Commission seeks input on Deployable Aerial Communications Architecture techniques.
When communications fail in the midst of a disaster, who can you call? Trick question: most often, you can’t call anyone because, as the question assumes, communications have failed.
But the Commission has now taken a preliminary step toward addressing the problem that gives rise to that assumption: as we predicted last year, the FCC has released a Notice of Inquiry (NOI) looking toward implementation of Deployable Aerial Communications Architecture (DACA) techniques.
DACA techniques are designed to assist, in emergency situations, with the restoration of communications not just to first responders, but also to consumers. Think small unmanned aerial vehicles (SUAV), weather balloons, high altitude long distance unmanned vehicles (HALE), and deployable suitcase systems. The idea is to come up with gear that can be deployed during the first 72 hours after a disaster to help ensure communications capabilities without requiring deployment of special user devices.
The Commission has already sought public comment on DACA, from which the Public Safety and Homeland Security Bureau prepared a White Paper on the subject. The NOI is the next procedural step through which the FCC is looking to develop a record on which to base a set of DACA regulations.
As might be expected, the NOI is short on any detailed proposals, but very long on questions about virtually all aspects of DACA. The Commission is looking for information about: operational/technical details; availability of equipment; previous experience (particularly on the part of the military, which has successfully deployed DACA in a number of emergency scenarios in which infrastructure was unavailable); deployment/cessation criteria; international coordination considerations; and potential licensing mechanisms (e.g., license, temporary authority).
The FCC is also particularly concerned about the potential for DACA-based service creating interference to services that may remain operational despite catastrophic circumstances.

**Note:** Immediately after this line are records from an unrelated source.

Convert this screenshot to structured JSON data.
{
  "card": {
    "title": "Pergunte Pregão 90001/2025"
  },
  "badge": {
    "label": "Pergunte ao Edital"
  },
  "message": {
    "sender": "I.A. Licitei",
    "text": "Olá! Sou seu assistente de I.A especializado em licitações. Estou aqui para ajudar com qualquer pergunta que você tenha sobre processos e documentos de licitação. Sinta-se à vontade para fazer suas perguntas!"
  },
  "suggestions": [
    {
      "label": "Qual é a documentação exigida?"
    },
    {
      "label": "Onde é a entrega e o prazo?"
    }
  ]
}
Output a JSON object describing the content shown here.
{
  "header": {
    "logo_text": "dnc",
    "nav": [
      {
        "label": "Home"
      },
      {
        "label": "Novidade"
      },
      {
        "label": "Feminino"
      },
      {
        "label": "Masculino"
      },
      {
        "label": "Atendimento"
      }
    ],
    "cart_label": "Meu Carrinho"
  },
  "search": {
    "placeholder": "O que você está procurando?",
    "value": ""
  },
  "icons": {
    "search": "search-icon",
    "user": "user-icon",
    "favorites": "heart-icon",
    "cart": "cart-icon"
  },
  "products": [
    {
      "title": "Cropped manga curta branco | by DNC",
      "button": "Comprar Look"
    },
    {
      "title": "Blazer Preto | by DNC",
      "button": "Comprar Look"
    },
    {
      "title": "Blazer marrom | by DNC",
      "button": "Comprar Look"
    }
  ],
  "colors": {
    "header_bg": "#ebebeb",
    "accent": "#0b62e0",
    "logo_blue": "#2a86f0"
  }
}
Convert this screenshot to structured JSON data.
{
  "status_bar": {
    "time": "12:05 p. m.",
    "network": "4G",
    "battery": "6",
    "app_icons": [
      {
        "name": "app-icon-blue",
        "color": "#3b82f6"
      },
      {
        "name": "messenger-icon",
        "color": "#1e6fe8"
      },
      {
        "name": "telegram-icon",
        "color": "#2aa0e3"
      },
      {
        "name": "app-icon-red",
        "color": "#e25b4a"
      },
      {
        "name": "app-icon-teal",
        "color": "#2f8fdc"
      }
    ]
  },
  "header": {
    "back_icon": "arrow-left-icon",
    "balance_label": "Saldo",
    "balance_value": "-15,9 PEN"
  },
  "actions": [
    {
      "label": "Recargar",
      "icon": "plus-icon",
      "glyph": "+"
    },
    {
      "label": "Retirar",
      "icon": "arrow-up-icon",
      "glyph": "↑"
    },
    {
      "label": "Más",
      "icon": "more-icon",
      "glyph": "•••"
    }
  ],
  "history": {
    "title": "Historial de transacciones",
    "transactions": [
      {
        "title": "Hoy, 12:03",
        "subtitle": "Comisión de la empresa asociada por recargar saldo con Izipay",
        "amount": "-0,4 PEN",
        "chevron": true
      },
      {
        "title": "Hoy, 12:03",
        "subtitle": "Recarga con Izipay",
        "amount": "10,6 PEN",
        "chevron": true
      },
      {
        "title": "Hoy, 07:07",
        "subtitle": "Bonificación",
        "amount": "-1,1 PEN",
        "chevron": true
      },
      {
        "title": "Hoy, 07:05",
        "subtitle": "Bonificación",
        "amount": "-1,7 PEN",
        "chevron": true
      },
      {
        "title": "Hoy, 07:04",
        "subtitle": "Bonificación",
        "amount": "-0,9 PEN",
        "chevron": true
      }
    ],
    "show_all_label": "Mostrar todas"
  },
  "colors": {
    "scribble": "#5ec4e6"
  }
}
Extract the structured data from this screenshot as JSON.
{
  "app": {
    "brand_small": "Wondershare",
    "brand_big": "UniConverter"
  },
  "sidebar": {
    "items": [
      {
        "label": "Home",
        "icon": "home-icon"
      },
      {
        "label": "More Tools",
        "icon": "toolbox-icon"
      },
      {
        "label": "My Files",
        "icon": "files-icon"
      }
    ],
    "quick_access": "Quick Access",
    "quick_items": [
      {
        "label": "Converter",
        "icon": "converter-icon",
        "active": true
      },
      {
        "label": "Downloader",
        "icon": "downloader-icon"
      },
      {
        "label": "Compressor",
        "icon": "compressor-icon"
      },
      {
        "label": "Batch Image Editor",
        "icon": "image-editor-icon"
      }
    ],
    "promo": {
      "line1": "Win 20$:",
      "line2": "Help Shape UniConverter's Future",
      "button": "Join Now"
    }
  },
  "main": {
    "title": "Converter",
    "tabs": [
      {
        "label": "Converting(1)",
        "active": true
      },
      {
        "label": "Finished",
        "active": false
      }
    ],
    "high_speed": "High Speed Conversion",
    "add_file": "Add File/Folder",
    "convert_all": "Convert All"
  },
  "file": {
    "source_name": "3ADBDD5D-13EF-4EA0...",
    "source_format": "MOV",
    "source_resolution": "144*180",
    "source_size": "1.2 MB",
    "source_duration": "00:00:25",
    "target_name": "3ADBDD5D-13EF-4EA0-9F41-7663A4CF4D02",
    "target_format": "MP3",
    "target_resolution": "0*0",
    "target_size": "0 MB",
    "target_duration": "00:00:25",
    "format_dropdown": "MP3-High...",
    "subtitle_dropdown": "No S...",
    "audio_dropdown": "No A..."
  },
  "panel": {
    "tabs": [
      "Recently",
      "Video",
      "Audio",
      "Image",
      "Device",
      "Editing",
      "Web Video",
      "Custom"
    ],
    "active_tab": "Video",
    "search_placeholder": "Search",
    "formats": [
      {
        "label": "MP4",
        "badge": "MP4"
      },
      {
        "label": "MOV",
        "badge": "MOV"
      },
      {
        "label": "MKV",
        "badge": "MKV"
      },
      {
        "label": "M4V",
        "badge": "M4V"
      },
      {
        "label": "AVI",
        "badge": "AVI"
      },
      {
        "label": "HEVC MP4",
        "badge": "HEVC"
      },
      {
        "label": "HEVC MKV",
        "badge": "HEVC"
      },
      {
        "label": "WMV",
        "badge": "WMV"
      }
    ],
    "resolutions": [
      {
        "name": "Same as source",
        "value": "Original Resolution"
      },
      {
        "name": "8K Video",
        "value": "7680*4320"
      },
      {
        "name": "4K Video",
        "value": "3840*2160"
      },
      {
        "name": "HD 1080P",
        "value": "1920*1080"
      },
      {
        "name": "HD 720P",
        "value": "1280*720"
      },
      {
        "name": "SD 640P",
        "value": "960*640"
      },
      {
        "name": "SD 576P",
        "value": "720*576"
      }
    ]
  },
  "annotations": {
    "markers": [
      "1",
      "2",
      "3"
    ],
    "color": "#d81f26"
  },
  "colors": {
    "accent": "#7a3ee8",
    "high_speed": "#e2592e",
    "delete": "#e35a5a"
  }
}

It seems clear that the Commission is convinced of the potential utility of DACA. But as they say, the devil is in the details. Responses to the NOI should help the FCC craft rules to facilitate maintaining critical services during emergencies, without causing interference to whatever services have managed to survive. We can be confident both that emergencies will continue to occur and that prompt resumption of communication services during those emergencies will be a matter of the highest priority. If DACA techniques can help in such situations, the sooner the Commission gets a firm handle on those techniques and devises an appropriate regulatory approach to them, the better. The deadlines for comments and reply comments in response to the NOI have not yet been established. Check back here for updates.